I've also found that unittest.TestCase.subTest does not work with hypothesis, but (aside from a warning that I consider mostly erroneous), the subtests fixture provided by pytest-subtests seems to work OK (though don't run pytest -v, because it will generate a lot of subtests).

Even within the standard library, there are some creaky issues, for example, in Python 3.8.1:

def test_loop(self):
    for i in range(5):
        with self.subTest(i=i):
            if i % 2:
                self.skipTest("Skipping odd")
            self.assertEqual(i % 2, 0)

I would expect this to report some passing tests and some skipped tests, like I see with pytest-subtests, but in fact I see only skipped tests: SKIPPED    [100%] SKIPPED    [100%]

============ 2 skipped in 0.02s ==========

Clearly this feature needs work on further integration, but I see this mostly as a symptom of the fact that subtests are a somewhat little-known feature and not yet widely used, so bugs like this go unreported and unfixed. The pytest-subtests repo only has (at the time of this writing) 51 stars on GitHub and is still in early stages of development [4]. With greater adoption and more contributions, I would expect to see many of these wrinkles ironed out.


This is my longest and most rambling blog post to date, and it covers a lot of ground, so I thought that I should sum up the things I've covered in the post.

Some key use cases I've identified:

  1. Allows test parametrization if you cannot use pytest, or if you want to generate some test cases in a way that is scoped to the test you are currently running.
  2. When it is expensive to acquire a resource but you want to probe more than one of its properties, subtests provide an easy to use and easy to understand mechanism to logically separate out the tests.
  3. If you would like to probe the state of a system as it evolves, subtests allow you to make non-fatal assertions, so you can get the benefits of multiple tests without the boilerplate of setting up a lot of redundant state.

The biggest downsides I've identified:

  1. The concept of counting "a test" or "a failure" gets a lot fuzzier.
  2. Easy to get spammed with a million results if the failures are correlated.
  3. Subtests tend to present edge cases to a lot of other testing tools and features, and as a result there are still a decent number of bugs in the implementations.

I will say that I am optimistic about the future for subtests, whether it's the standard library implementation, pytest-subtests or other related non-fatal failure testing libraries I haven't even talked about like pytest-check.

There are real upsides to using subtests and none of the downsides seem terribly fundamental; with greater adoption of the concepts and some iteration on the tools providing these capabilities, I could see subtests becoming a normal part of one's testing arsenal.

It's worth noting that as of this writing pytest-subtests is still in early development (it's version 0.3.0 on PyPI), and with some additional work, a lot of the rough edges could be smoothed out.
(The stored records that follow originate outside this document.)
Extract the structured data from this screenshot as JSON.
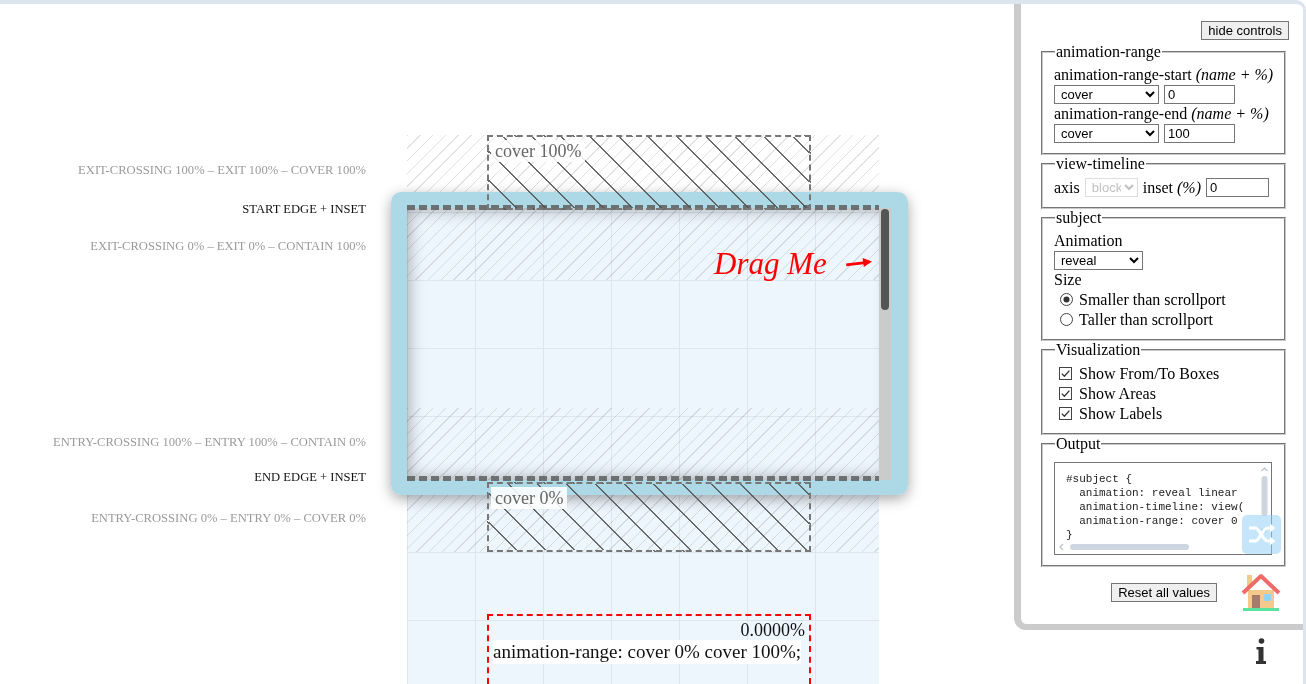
{
  "canvas": {
    "labels": [
      {
        "text": "EXIT-CROSSING 100% – EXIT 100% – COVER 100%",
        "kind": "range"
      },
      {
        "text": "START EDGE + INSET",
        "kind": "edge"
      },
      {
        "text": "EXIT-CROSSING 0% – EXIT 0% – CONTAIN 100%",
        "kind": "range"
      },
      {
        "text": "ENTRY-CROSSING 100% – ENTRY 100% – CONTAIN 0%",
        "kind": "range"
      },
      {
        "text": "END EDGE + INSET",
        "kind": "edge"
      },
      {
        "text": "ENTRY-CROSSING 0% – ENTRY 0% – COVER 0%",
        "kind": "range"
      }
    ],
    "range_boxes": [
      {
        "label": "cover 100%",
        "kind": "to"
      },
      {
        "label": "cover 0%",
        "kind": "from"
      }
    ],
    "drag_hint": "Drag Me",
    "subject": {
      "progress": "0.0000%",
      "declaration": "animation-range: cover 0% cover 100%;"
    }
  },
  "controls": {
    "hide_button": "hide controls",
    "animation_range": {
      "legend": "animation-range",
      "start": {
        "label": "animation-range-start *(name + %)*",
        "name": "cover",
        "percent": "0"
      },
      "end": {
        "label": "animation-range-end *(name + %)*",
        "name": "cover",
        "percent": "100"
      }
    },
    "view_timeline": {
      "legend": "view-timeline",
      "axis_label": "axis",
      "axis": {
        "value": "block",
        "disabled": true
      },
      "inset_label": "inset *(%)*",
      "inset": "0"
    },
    "subject": {
      "legend": "subject",
      "animation_label": "Animation",
      "animation": "reveal",
      "size_label": "Size",
      "sizes": [
        {
          "label": "Smaller than scrollport",
          "selected": true
        },
        {
          "label": "Taller than scrollport",
          "selected": false
        }
      ]
    },
    "visualization": {
      "legend": "Visualization",
      "options": [
        {
          "label": "Show From/To Boxes",
          "checked": true
        },
        {
          "label": "Show Areas",
          "checked": true
        },
        {
          "label": "Show Labels",
          "checked": true
        }
      ]
    },
    "output": {
      "legend": "Output",
      "code": [
        "#subject {",
        "  animation: reveal linear",
        "  animation-timeline: view(",
        "  animation-range: cover 0",
        "}"
      ]
    },
    "reset_button": "Reset all values"
  }
}
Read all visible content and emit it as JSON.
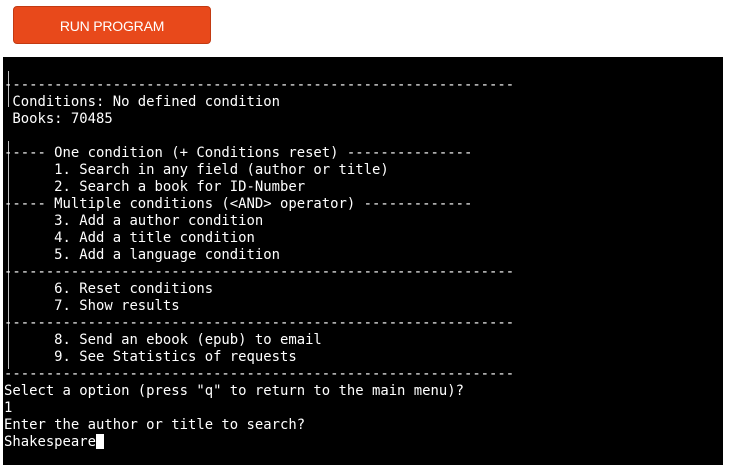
{
  "toolbar": {
    "run_label": "RUN PROGRAM",
    "run_color": "#e8491b"
  },
  "terminal": {
    "lines": [
      "-------------------------------------------------------------",
      " Conditions: No defined condition",
      " Books: 70485",
      "",
      "----- One condition (+ Conditions reset) ---------------",
      "      1. Search in any field (author or title)",
      "      2. Search a book for ID-Number",
      "----- Multiple conditions (<AND> operator) -------------",
      "      3. Add a author condition",
      "      4. Add a title condition",
      "      5. Add a language condition",
      "-------------------------------------------------------------",
      "      6. Reset conditions",
      "      7. Show results",
      "-------------------------------------------------------------",
      "      8. Send an ebook (epub) to email",
      "      9. See Statistics of requests",
      "-------------------------------------------------------------",
      "Select a option (press \"q\" to return to the main menu)?",
      "1",
      "Enter the author or title to search?"
    ],
    "input_value": "Shakespeare",
    "background": "#000000",
    "text_color": "#ffffff"
  }
}
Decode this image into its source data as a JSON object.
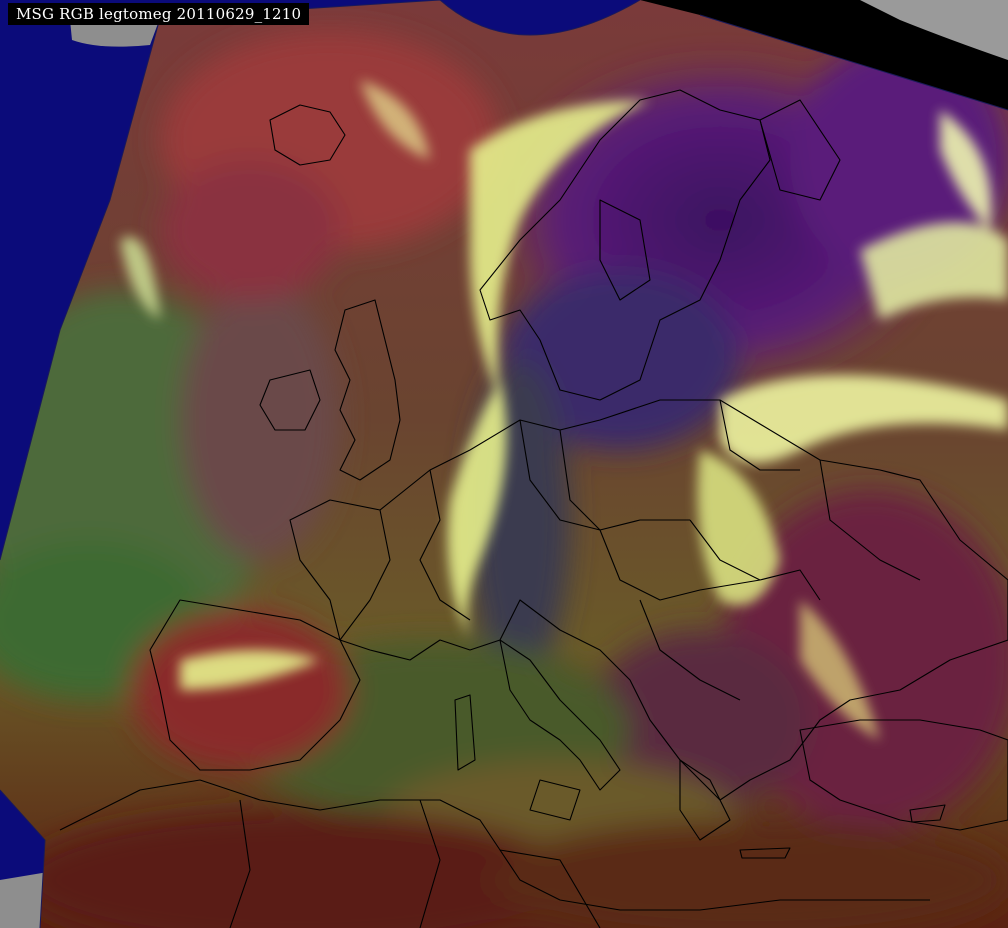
{
  "image": {
    "title": "MSG RGB legtomeg 20110629_1210"
  },
  "colors": {
    "space_background": "#0b0b7a",
    "no_data_corner": "#000000",
    "relief_gray": "#9a9a9a",
    "airmass_red": "#8a2a2a",
    "airmass_purple": "#4a1870",
    "airmass_green": "#3e6a30",
    "cloud_yellow": "#e8f08a",
    "africa_brown": "#5a1e12",
    "border_lines": "#000000"
  }
}
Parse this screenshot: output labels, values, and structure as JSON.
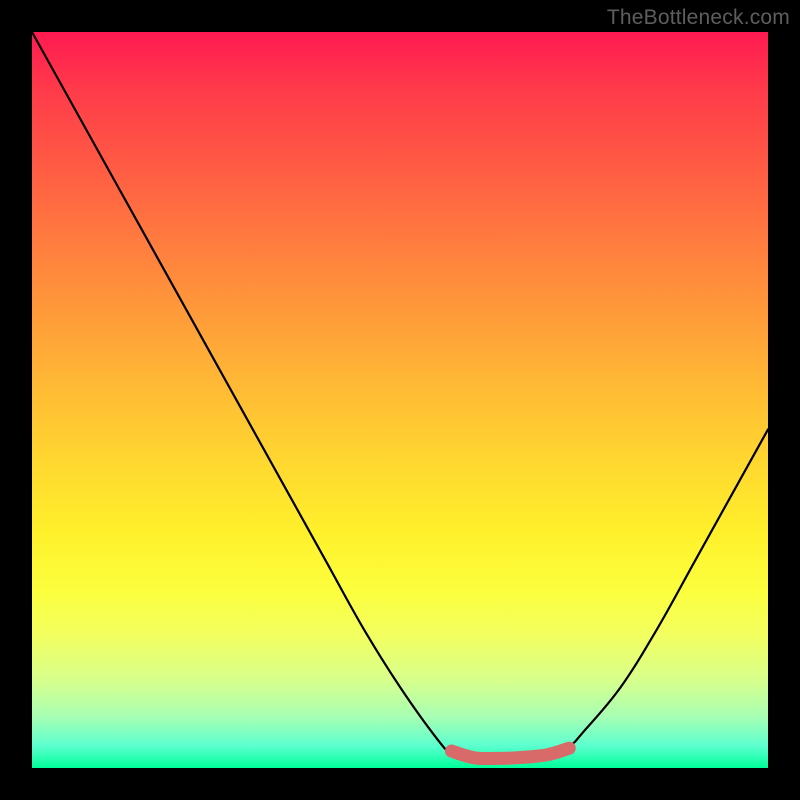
{
  "attribution": "TheBottleneck.com",
  "chart_data": {
    "type": "line",
    "title": "",
    "xlabel": "",
    "ylabel": "",
    "xlim": [
      0,
      100
    ],
    "ylim": [
      0,
      100
    ],
    "series": [
      {
        "name": "bottleneck-curve",
        "x": [
          0,
          5,
          10,
          15,
          20,
          25,
          30,
          35,
          40,
          45,
          50,
          55,
          57,
          60,
          63,
          66,
          70,
          73,
          75,
          80,
          85,
          90,
          95,
          100
        ],
        "y": [
          100,
          91,
          82,
          73,
          64,
          55,
          46,
          37,
          28,
          19,
          11,
          4,
          2,
          1,
          1,
          1,
          2,
          3,
          5,
          11,
          19,
          28,
          37,
          46
        ]
      },
      {
        "name": "bottleneck-highlight-zone",
        "x": [
          57,
          60,
          63,
          66,
          70,
          73
        ],
        "y": [
          2.3,
          1.4,
          1.3,
          1.4,
          1.8,
          2.7
        ]
      }
    ],
    "optimal_marker": {
      "x": 57,
      "y": 2.3
    },
    "colors": {
      "curve": "#000000",
      "highlight": "#d86a6a",
      "marker": "#d86a6a"
    }
  }
}
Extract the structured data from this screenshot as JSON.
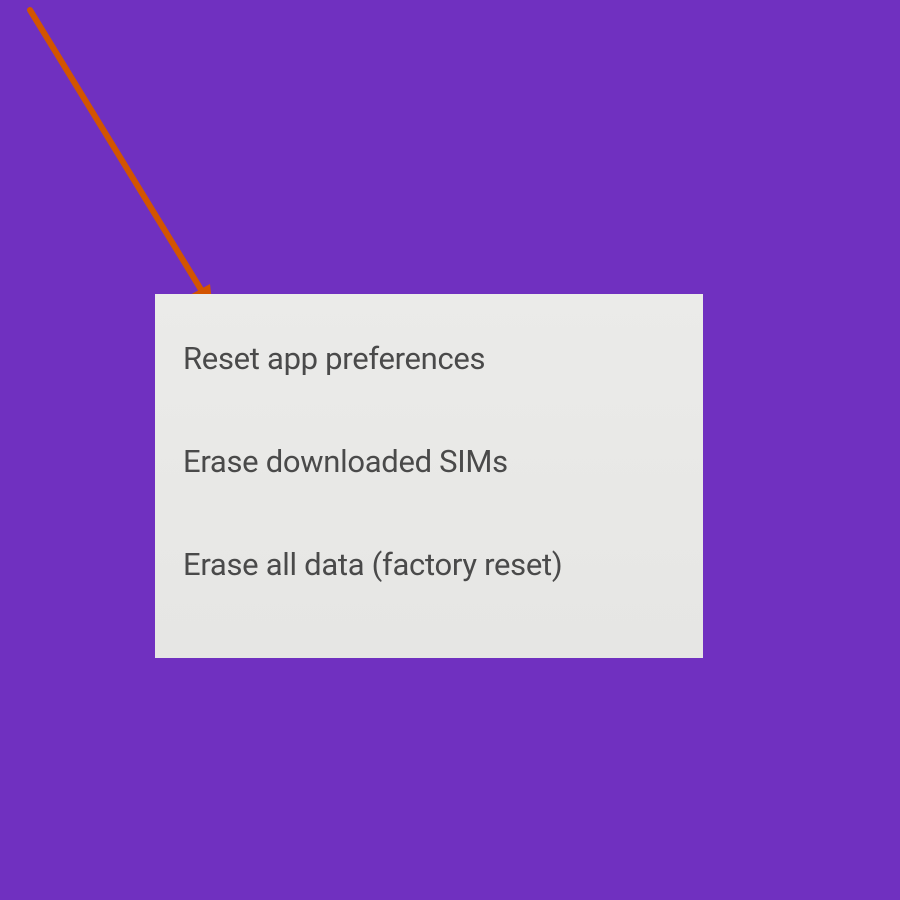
{
  "colors": {
    "background": "#7030c0",
    "panel": "#ebebe9",
    "text": "#4a4a4a",
    "arrow": "#d35400"
  },
  "settings": {
    "items": [
      {
        "label": "Reset app preferences"
      },
      {
        "label": "Erase downloaded SIMs"
      },
      {
        "label": "Erase all data (factory reset)"
      }
    ]
  }
}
If this blog post or the corresponding podcast episode has gotten you interested in subtests, perhaps contributing to the plugin is a good way to start getting involved!


[1]You can read the original discussion on Python's issue tracker at bpo-16997. A decent fraction of it is about some of the details of the implementation, but there's also some interesting discussion in there.
[2]When using pytest.mark.parametetrize, I have to switch from using unittest.TestCase to using the subtests fixture from pytest-subtests, because the way the parametrize mark works is incompatible with unittest-style test cases. It is possible to write a parameterization decorator that is compatible with unittest-style test cases, though, so please don't take this to be some sort of fundamental incompatibility between the approaches.
[3]Have I mentioned I'm working on PEP 615 enough yet?
[4]Note that the creator of the module, Bruno Oliveira, has mentioned on twitter that it still "needs some love", and in his review of an early draft of this post he suggested that I add a disclaimer to that effect.